Stored dataset items:
►

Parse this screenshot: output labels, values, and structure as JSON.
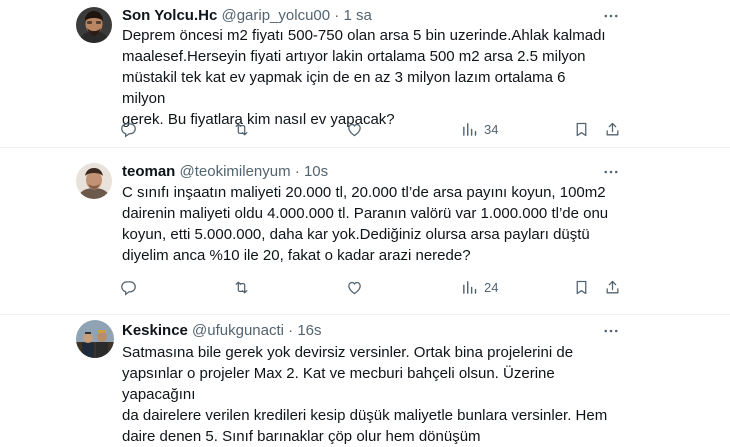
{
  "tweets": [
    {
      "name": "Son Yolcu.Hc",
      "handle": "@garip_yolcu00",
      "separator": "·",
      "time": "1 sa",
      "text": "Deprem öncesi m2 fiyatı 500-750 olan arsa 5 bin uzerinde.Ahlak kalmadı\nmaalesef.Herseyin fiyati artıyor lakin ortalama 500 m2 arsa 2.5 milyon\nmüstakil tek kat ev yapmak için de en az 3 milyon lazım ortalama 6 milyon\ngerek. Bu fiyatlara kim nasıl ev yapacak?",
      "views": "34",
      "icons": [
        "reply-icon",
        "retweet-icon",
        "like-icon",
        "views-icon",
        "bookmark-icon",
        "share-icon"
      ]
    },
    {
      "name": "teoman",
      "handle": "@teokimilenyum",
      "separator": "·",
      "time": "10s",
      "text": "C sınıfı inşaatın maliyeti 20.000 tl, 20.000 tl’de arsa payını koyun, 100m2\ndairenin maliyeti oldu 4.000.000 tl. Paranın valörü var 1.000.000 tl’de onu\nkoyun, etti 5.000.000, daha kar yok.Dediğiniz olursa arsa payları düştü\ndiyelim anca %10 ile 20, fakat o kadar arazi nerede?",
      "views": "24"
    },
    {
      "name": "Keskince",
      "handle": "@ufukgunacti",
      "separator": "·",
      "time": "16s",
      "text": "Satmasına bile gerek yok devirsiz versinler. Ortak bina projelerini de\nyapsınlar o projeler Max 2. Kat ve mecburi bahçeli olsun. Üzerine yapacağını\nda dairelere verilen kredileri kesip düşük maliyetle bunlara versinler. Hem\ndaire denen 5. Sınıf barınaklar çöp olur hem dönüşüm"
    }
  ],
  "colors": {
    "text": "#0f1419",
    "secondary": "#536471",
    "divider": "#eff3f4"
  }
}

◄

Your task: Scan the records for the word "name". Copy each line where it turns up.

Reply:
      "name": "Son Yolcu.Hc",
      "name": "teoman",
      "name": "Keskince",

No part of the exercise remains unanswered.